For graduate students or those new to a field, one of the most anticipated parts of going to conferences is meeting with other scholars from the field. Knowing that all those people – whose books you have read, lectures you have listened to, and ideas you have benefitted from – will be there is exciting. But, this is also a very anxious experience because we often don’t know how to go about meeting them! Can I really just contact them and expect them to meet with me?
In this post, I want to outline how to meet with scholars at a conference. This is from my own experience (read failure) and I would love feedback from others.
Three Types of Meetings
It is important to determine what kind of meeting you expect with the person. Failure to do so can lead to some awkward moments.
1. Meet Them – This is the easiest encounter to pull off, and the easiest to ruin. Your real desire is to meet the person, with no real need to talk to them other than to say “Hi.” Be honest, the ultimate goal is to tweet your friends that you just met “So and So!” If this is the goal, and it is OK to admit it, do not contact them about meeting while at the conference just make it happen during the conference. Here are a few ways:
1. Check the conference schedule and find a session where they are involved. If interested, attend the session and before or after walk up and introduce yourself.
2. Find them at one of the main gatherings and introduce yourself.
3. Please be careful here, this starts to border on creepy! You see them at the conference center, hotel, dinner or wherever and want to approach them. So, you follow them discretely waiting for your chance to pounce. If you choose this route, a few suggestions: remember if you are doing it so are others; in this setting they just like you are busy doing something, even if it is just leaving; and get in and get out.
“Meeting them” is quite easy at a conference like SBLAAR. Just understand the goal – you just want to say you met them and there is no expectation of conversation or for them to even remember you.
2. Introduce Yourself – This level is also quite easy, but does require some planning. These people you want to talk with about your work, but only at a very basic level. For example, I am interested in the same topics or I have really benefitted from the broad scope of your work. In this encounter, your hope is not to have an in depth discussion but to open the door for further contact. Thus, you will need to do the following:
1. Contact them before the conference to set up a meeting time. This type of meeting will not take more than 30 minutes (15 minutes is probably the best).
2. Your initial contact should state you would why you want to meet (Example from an email I sent this year, “I would enjoy having the opportunity to talk about the common objections to the use of cognitive linguistics in biblical studies.”), and offer a few times that you can meet (this will show them how long you plan on meeting). Keep it short and to the point.
3. Before the meeting, prepare a few things: first, a one-or-two sentence explanation of you interests/research; a couple of questions that will allow them to opportunity to talk; if you don’t have a business card, something that you can hand them with your contact information; and finally ask about contacting them in the future for more conversation.
4. After the conference (with SBLAAR being week of Thanksgiving wait until the next week), send a follow-up email saying thanks for the time and with your contact information one more time. Also, mention that you look forward to talking again.

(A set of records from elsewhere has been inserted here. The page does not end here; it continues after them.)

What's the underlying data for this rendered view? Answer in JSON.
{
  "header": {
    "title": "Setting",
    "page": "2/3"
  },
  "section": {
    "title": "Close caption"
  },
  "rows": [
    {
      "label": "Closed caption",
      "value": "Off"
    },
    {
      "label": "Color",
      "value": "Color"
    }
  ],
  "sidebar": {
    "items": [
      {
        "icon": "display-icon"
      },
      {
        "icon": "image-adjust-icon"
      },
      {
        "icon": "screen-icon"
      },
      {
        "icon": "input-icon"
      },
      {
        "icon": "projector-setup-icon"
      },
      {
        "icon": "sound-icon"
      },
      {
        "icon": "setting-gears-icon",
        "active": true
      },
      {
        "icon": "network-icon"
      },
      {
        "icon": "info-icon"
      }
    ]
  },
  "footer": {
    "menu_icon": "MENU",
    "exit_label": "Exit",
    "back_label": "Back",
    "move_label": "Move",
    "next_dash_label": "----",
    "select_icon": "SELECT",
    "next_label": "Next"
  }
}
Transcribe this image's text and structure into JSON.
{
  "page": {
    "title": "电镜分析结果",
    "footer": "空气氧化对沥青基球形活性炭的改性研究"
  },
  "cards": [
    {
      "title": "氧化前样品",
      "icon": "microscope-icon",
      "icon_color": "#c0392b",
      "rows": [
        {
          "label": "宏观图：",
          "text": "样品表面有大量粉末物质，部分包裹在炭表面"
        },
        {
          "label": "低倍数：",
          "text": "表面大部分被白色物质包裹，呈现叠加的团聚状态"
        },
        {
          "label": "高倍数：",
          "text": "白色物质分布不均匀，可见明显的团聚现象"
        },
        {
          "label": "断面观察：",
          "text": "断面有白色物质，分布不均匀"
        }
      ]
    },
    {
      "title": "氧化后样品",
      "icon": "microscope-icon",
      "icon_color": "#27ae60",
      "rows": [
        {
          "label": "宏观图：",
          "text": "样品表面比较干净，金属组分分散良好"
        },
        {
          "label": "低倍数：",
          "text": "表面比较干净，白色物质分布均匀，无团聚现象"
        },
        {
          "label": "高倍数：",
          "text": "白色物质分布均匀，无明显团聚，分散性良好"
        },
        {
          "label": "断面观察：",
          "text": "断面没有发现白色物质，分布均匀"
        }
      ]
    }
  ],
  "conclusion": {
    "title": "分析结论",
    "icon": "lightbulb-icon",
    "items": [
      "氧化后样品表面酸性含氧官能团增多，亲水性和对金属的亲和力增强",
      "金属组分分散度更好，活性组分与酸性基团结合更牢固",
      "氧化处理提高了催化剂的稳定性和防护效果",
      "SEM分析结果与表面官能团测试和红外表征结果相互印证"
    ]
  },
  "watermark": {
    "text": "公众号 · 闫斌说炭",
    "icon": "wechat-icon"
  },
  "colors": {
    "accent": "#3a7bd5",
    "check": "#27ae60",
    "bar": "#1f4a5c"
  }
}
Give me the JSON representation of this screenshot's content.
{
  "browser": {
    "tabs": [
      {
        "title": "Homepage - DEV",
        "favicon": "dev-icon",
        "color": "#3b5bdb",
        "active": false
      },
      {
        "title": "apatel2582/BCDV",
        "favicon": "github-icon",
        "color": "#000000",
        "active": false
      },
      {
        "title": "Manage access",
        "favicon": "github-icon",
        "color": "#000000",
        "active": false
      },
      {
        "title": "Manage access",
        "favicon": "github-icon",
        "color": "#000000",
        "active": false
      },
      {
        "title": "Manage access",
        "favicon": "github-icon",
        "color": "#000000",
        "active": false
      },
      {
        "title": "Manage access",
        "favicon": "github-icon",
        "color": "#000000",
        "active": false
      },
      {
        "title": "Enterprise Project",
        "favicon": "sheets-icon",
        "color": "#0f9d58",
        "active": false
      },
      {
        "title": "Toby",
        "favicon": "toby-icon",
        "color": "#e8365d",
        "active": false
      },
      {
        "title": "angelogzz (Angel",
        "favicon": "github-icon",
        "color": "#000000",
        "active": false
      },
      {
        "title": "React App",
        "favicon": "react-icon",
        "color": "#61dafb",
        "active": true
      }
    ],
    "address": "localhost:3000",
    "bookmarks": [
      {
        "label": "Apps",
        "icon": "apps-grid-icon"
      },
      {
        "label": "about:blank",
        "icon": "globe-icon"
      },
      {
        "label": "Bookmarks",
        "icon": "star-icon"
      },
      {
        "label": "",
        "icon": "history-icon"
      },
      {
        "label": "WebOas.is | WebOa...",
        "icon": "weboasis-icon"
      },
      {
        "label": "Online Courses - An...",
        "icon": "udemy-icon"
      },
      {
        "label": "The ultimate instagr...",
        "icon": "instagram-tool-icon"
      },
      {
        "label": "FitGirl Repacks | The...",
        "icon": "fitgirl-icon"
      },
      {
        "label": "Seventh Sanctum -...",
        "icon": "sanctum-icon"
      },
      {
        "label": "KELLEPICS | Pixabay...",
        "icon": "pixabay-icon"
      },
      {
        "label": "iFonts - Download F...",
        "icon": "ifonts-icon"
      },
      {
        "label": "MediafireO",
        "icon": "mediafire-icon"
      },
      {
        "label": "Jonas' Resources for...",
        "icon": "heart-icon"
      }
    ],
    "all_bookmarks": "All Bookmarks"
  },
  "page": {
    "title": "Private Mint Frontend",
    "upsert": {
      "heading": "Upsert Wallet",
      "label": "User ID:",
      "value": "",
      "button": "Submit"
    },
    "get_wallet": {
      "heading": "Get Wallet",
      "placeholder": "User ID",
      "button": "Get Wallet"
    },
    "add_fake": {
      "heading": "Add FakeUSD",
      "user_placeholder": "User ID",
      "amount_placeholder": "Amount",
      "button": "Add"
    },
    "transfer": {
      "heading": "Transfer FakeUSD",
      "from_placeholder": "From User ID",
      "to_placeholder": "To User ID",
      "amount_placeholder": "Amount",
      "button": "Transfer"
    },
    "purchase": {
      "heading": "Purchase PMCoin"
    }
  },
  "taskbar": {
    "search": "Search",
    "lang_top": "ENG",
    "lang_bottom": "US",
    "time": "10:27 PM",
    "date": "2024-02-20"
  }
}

“Getting introduced” is fairly easy at most conferences, but remember the point – to open up avenue for further discussion. Do not take much of their time, or try to accomplish more than getting acquainted. This has been one of my common mistakes, moving “in for the kill” to quickly. Take the long view and use these times to foster ongoing relationships.
3. Deep Discussion – The third level of meeting is the hardest…it takes time, a place conducive to discussion, and the most preparation. You should only try to have a couple of these during any one conference and it should probably be with those you are already acquainted.

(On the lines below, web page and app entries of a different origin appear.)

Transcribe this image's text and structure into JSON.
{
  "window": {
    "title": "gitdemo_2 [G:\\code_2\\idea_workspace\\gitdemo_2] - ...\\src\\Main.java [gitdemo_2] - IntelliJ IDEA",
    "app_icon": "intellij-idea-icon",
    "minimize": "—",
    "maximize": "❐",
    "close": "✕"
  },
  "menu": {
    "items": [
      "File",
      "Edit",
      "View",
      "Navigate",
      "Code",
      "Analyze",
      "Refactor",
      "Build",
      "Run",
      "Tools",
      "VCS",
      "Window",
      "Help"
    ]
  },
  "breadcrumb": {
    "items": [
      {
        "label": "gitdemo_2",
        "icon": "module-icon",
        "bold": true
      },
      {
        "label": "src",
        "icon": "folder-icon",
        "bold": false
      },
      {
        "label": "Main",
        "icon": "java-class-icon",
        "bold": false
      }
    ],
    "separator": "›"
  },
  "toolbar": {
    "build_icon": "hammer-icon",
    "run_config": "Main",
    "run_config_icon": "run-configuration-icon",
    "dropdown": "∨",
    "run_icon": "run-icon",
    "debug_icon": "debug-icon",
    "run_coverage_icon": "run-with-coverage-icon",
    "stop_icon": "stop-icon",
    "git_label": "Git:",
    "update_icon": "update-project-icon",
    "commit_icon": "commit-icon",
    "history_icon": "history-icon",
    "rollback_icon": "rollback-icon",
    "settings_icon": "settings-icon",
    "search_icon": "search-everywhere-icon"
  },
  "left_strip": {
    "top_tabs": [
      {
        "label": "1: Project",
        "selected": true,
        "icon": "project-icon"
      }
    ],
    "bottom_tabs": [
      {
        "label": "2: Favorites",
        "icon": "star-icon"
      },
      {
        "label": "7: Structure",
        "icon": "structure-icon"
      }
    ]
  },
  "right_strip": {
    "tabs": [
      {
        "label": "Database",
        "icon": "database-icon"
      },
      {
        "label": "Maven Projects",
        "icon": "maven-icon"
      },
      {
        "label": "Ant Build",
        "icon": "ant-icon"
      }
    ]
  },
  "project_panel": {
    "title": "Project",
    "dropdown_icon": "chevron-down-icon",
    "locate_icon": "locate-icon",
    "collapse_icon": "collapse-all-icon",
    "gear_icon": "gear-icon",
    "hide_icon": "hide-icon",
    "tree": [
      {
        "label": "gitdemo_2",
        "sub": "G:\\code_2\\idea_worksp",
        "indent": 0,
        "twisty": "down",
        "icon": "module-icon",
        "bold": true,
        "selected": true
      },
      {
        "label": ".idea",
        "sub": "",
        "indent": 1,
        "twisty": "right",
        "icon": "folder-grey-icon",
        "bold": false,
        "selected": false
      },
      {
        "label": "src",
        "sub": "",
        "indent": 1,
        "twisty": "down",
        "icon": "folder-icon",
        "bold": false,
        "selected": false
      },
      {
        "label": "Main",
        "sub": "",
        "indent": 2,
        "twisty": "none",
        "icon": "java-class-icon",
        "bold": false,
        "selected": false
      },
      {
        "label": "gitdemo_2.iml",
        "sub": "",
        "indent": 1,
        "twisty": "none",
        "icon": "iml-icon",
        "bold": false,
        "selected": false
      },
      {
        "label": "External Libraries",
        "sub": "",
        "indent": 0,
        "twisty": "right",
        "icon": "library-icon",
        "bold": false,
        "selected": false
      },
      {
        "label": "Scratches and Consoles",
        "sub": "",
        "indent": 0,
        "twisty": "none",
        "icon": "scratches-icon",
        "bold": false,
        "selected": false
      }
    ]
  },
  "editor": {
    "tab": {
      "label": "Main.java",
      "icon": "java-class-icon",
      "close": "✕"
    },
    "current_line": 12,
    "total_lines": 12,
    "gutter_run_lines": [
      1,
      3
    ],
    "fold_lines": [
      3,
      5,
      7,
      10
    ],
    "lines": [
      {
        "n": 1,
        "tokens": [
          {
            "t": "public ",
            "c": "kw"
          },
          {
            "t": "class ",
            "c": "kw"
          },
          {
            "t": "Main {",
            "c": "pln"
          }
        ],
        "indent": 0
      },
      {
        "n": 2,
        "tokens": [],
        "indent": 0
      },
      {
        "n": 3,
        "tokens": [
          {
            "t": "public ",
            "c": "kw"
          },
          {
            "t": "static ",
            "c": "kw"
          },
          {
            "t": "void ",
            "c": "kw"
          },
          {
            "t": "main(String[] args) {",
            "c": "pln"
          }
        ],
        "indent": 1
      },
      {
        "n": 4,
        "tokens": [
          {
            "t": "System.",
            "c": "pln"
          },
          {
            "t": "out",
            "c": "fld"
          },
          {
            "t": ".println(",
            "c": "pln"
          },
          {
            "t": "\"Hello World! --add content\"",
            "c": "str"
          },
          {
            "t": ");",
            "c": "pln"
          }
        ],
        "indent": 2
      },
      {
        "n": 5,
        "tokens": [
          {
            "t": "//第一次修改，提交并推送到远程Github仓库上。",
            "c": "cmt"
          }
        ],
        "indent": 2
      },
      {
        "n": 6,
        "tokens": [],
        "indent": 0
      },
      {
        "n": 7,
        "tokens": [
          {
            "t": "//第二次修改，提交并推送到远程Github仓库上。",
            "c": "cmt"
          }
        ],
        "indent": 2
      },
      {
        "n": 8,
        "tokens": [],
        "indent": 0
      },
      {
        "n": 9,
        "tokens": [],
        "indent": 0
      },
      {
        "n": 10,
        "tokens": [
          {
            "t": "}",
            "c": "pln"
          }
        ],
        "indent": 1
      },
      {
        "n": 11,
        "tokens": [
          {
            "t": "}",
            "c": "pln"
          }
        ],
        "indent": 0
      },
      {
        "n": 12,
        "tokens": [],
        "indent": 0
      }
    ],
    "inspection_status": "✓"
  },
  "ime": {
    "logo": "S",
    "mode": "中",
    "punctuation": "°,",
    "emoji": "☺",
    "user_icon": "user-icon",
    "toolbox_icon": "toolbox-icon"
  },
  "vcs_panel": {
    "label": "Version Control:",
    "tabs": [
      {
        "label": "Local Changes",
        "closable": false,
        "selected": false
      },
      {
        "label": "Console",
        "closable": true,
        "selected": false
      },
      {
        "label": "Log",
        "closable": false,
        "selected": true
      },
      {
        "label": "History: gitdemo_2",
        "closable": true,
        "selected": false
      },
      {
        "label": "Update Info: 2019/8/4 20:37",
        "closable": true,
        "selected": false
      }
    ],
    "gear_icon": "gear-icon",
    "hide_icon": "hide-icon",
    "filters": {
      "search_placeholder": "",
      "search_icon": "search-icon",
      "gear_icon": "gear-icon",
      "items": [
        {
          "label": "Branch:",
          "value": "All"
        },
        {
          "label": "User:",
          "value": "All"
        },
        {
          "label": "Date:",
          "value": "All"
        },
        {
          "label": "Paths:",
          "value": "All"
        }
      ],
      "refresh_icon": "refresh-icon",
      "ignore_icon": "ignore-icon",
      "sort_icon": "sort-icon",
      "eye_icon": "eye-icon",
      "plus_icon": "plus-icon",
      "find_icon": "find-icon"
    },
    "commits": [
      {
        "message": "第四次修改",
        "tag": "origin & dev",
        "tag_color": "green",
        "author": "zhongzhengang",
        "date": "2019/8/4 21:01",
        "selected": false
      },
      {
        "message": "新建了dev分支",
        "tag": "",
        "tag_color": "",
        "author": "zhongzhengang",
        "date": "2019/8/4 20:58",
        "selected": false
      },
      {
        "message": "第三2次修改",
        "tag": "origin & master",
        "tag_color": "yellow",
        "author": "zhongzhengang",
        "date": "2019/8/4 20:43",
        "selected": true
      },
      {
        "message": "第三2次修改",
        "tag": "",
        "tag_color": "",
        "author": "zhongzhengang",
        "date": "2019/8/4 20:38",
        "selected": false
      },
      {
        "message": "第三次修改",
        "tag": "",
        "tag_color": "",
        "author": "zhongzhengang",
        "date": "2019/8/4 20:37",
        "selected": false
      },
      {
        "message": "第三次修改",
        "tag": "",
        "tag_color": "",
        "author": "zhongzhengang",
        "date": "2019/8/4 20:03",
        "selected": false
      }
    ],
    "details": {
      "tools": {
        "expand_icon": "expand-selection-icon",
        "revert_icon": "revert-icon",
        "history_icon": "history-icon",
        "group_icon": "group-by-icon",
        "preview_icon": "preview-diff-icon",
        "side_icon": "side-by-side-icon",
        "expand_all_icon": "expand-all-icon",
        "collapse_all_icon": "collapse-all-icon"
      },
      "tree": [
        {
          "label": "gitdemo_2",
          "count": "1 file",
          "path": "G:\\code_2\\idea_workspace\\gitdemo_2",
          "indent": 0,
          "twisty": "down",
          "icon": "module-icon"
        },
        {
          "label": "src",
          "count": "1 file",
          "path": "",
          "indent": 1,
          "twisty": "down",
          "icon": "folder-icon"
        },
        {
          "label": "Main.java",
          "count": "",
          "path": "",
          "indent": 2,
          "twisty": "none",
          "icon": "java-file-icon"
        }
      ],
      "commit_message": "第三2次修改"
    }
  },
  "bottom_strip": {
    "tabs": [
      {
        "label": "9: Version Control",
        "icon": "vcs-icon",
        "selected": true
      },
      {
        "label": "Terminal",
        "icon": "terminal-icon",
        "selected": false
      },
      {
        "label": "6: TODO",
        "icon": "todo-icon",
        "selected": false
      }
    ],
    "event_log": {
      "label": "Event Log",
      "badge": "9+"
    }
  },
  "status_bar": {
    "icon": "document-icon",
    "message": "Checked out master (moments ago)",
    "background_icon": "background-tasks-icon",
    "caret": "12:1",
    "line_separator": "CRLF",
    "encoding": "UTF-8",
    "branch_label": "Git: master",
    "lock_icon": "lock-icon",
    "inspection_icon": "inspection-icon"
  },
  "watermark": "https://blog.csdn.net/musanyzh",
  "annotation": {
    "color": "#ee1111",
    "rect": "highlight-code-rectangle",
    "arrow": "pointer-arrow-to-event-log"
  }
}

1. Like above, contact the person and be specific about intentions.
2. Once meeting is set, follow-up (assume through email) with more information about meeting. Give your interests and specific questions you have for them.
3. At them meeting, be ready to remind them of material in previous contact and have an agenda prepared (can be as easy as list of prepared questions). It is OK to spend a few minutes catching up/getting to know but this is a meeting about something specific. You must be focused on getting your questions answered in the amount of time you have with them. Remember, the meeting is about getting their ideas not talking through your own. After all, your ideas will still be there when you get home! Also, it is your job to make sure to end the discussion on time. No matter how good the discussion is going, when the time is up offer the opportunity to leave! If they choose to stay all bets are off, but you do not want to be in the situation of getting shut down. It leaves a bad taste and makes it hard to contact them in the future.
This level of contact is hard because conferences are already a busy time. If you desire to meet with someone in this manner, contact them well in advance of the conference, secure a place that feel is conducive to meet, and offer, if able, to pay for coffee or meal.
Well, that is my advice. What has worked for you?
As for this year, I have zero of the first encounters (took care of my list at a conference early this year), 3 of the second encounters, and 2 of the third encounters.
And if you are going to SBLAAR leave a comment or send me a tweet, be a pleasure to meet you.